[SOURCE MATERIAL]
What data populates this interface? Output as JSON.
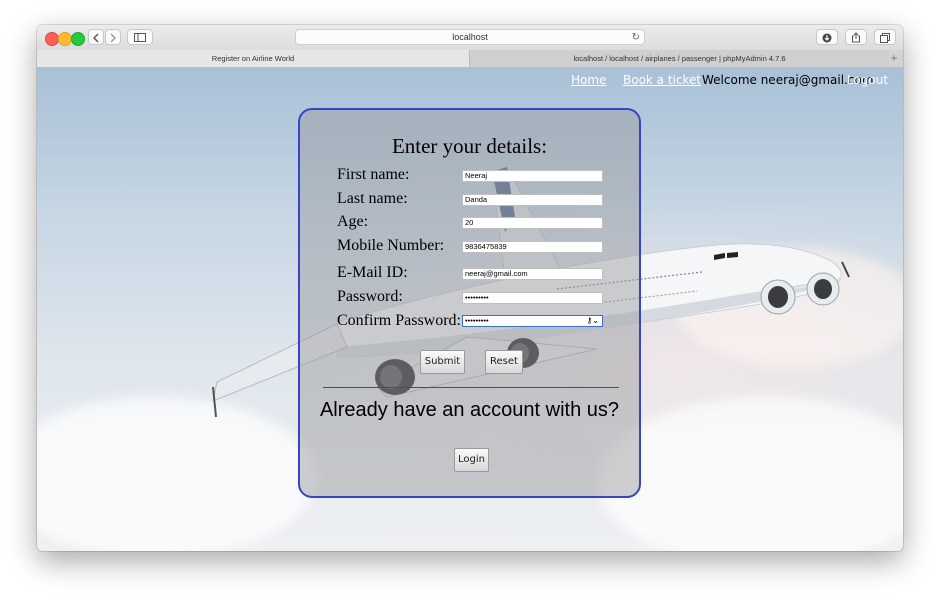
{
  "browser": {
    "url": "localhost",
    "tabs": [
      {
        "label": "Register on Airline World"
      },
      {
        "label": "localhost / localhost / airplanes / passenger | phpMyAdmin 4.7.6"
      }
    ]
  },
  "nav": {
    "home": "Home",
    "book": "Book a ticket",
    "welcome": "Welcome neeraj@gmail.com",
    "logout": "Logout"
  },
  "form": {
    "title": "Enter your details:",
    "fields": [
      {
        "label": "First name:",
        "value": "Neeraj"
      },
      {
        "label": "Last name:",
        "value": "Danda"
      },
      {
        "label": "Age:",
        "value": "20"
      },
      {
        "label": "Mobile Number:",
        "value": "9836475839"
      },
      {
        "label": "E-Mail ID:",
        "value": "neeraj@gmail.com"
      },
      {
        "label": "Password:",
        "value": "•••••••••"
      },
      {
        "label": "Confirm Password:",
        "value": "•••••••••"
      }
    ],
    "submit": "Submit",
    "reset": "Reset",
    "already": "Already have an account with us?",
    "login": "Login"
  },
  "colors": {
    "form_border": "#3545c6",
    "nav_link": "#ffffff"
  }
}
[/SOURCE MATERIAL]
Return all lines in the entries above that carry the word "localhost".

    "url": "localhost",
        "label": "localhost / localhost / airplanes / passenger | phpMyAdmin 4.7.6"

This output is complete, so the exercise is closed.